Anna and the King of Siam (novel)
In the early 1860s, Anna Leonowens, a widow with two young children, was invited to Siam (now Thailand) by King Mongkut (Rama IV), who wanted her to teach his children and wives the English language and introduce them to British customs. Her experiences during the five years she spent in the country served as the basis for two memoirs, The English Governess at the Siamese Court (1870) and Romance of the Harem (1872).
Landon took Leonowens' first-person narratives and enhanced them with details about the Siamese people and their culture culled from other sources. The book has been translated into dozens of languages and has inspired at least six adaptations into various dramatic mediums:
- Anna and the King of Siam (1946 film)
- The King and I (1951 stage musical)
- The King and I (1956 film musical)
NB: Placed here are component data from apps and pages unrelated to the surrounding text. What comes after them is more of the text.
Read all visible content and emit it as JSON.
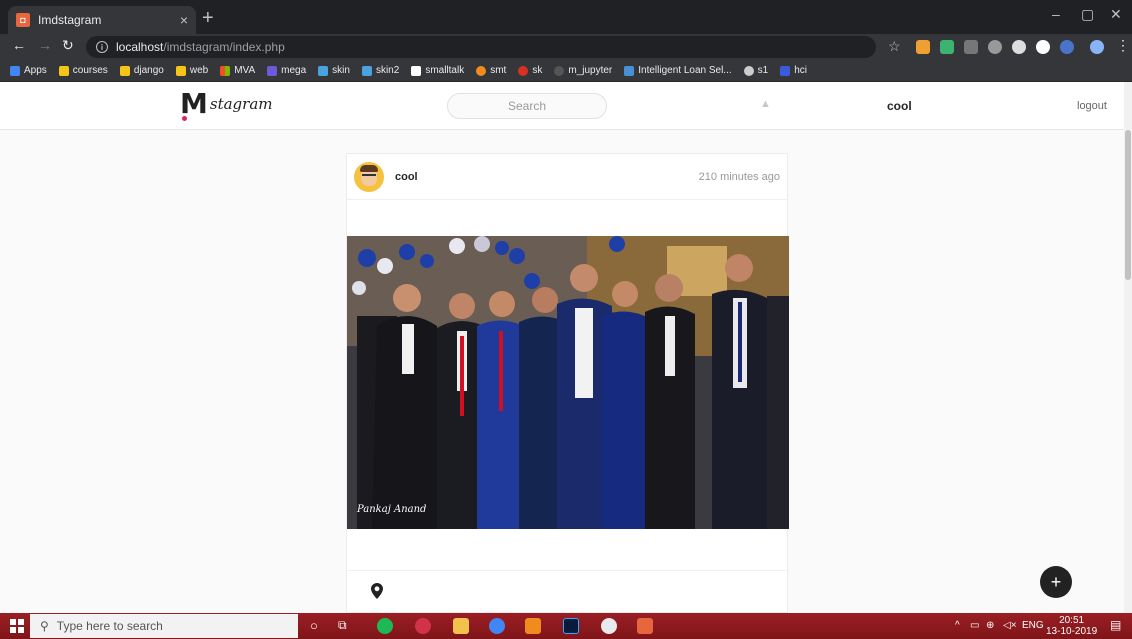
{
  "browser": {
    "tab_title": "Imdstagram",
    "tab_close": "×",
    "new_tab": "+",
    "url_host": "localhost",
    "url_path": "/imdstagram/index.php",
    "bookmarks": [
      "Apps",
      "courses",
      "django",
      "web",
      "MVA",
      "mega",
      "skin",
      "skin2",
      "smalltalk",
      "smt",
      "sk",
      "m_jupyter",
      "Intelligent Loan Sel...",
      "s1",
      "hci"
    ]
  },
  "header": {
    "logo_text": "stagram",
    "search_placeholder": "Search",
    "username": "cool",
    "logout_label": "logout"
  },
  "post": {
    "user": "cool",
    "time": "210 minutes ago",
    "photo_watermark": "Pankaj Anand"
  },
  "fab_label": "+",
  "taskbar": {
    "search_placeholder": "Type here to search",
    "lang": "ENG",
    "time": "20:51",
    "date": "13-10-2019"
  },
  "colors": {
    "taskbar": "#8b1a1a",
    "chrome_dark": "#202124",
    "chrome_toolbar": "#35363a"
  }
}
- Anna and the King (1972 TV series)
- The King and I (1999 animated film musical)
- Anna and the King (1999 film)
At the time of its publication, The New York Times called it "an inviting escape into an unfamiliar, exotic past . . . calculated to transport us instantly." The Atlantic Monthly described it as "enchanting" and added, "the author wears her scholarship with grace, and the amazing story she has to tell is recounted with humor and understanding".
|This article about a biographical novel of the 1940s is a stub. You can help Wikipedia by expanding it.|